For the listing below, report all lines that hold the word "this".

> **Excerpted data**:
========
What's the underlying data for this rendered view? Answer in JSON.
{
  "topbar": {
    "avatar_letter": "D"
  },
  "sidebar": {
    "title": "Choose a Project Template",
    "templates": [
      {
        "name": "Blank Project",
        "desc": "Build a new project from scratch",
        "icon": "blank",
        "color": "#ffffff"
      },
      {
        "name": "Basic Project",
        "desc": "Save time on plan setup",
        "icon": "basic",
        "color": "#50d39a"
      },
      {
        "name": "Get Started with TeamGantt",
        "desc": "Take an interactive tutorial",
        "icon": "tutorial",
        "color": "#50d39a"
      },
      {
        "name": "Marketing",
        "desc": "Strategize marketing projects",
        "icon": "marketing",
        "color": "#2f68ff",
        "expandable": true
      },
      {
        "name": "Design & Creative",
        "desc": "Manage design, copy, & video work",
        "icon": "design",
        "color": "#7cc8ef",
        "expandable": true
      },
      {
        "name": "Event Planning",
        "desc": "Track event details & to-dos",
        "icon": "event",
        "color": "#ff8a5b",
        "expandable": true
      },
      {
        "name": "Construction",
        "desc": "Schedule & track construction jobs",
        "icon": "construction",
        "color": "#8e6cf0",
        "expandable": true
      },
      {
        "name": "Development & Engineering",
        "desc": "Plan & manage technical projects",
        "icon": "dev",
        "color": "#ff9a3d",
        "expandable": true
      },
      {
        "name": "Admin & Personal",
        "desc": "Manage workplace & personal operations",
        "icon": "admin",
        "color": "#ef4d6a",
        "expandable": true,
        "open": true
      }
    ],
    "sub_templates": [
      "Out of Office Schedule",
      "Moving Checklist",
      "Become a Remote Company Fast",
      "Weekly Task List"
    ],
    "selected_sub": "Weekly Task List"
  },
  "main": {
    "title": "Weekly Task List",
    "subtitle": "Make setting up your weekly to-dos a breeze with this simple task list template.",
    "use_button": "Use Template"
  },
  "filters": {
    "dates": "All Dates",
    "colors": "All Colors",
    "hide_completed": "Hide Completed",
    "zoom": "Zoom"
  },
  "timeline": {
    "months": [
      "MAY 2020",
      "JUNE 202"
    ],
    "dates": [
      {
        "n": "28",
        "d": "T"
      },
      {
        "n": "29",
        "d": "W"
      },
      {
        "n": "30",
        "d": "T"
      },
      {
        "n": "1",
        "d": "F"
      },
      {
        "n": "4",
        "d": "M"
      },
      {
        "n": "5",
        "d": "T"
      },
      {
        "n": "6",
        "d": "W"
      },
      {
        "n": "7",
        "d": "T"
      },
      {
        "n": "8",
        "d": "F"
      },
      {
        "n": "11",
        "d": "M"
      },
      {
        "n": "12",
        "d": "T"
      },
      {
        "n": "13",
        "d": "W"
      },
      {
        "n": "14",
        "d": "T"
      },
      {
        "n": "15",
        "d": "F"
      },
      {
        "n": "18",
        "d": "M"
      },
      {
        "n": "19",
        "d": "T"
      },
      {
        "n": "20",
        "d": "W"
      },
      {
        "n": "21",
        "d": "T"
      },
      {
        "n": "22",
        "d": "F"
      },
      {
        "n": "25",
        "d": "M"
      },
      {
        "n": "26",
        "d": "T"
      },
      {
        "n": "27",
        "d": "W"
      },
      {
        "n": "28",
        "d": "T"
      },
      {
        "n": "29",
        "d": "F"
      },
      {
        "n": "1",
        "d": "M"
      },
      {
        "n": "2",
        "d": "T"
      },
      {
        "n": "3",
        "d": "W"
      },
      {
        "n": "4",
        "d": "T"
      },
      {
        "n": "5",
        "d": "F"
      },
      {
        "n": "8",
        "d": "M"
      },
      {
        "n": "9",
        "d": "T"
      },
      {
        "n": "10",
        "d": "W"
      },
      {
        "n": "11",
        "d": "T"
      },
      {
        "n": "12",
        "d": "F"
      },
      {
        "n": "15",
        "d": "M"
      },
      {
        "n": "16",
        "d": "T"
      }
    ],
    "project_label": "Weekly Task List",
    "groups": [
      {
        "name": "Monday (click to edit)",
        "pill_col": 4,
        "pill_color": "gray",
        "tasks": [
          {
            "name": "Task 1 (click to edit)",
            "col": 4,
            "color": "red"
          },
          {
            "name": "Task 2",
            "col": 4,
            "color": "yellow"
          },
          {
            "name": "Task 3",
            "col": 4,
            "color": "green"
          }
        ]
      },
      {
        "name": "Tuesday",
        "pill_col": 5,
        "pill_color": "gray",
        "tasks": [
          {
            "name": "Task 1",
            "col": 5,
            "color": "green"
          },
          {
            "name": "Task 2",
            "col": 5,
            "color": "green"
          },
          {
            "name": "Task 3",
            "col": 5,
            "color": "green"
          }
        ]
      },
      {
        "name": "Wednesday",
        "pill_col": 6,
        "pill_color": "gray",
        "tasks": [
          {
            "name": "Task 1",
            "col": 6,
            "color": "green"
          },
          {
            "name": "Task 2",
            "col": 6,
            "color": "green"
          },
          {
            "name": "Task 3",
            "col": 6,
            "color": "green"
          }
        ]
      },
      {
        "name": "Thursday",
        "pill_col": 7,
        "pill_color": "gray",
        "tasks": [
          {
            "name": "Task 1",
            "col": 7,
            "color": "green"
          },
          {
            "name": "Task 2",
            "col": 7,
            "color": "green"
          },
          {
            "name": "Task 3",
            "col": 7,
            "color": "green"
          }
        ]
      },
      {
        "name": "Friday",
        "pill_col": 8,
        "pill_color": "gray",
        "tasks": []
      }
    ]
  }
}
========
> **Your solution**:
What's the underlying data for this rendered view? Answer in JSON.
    "subtitle": "Make setting up your weekly to-dos a breeze with this simple task list template.",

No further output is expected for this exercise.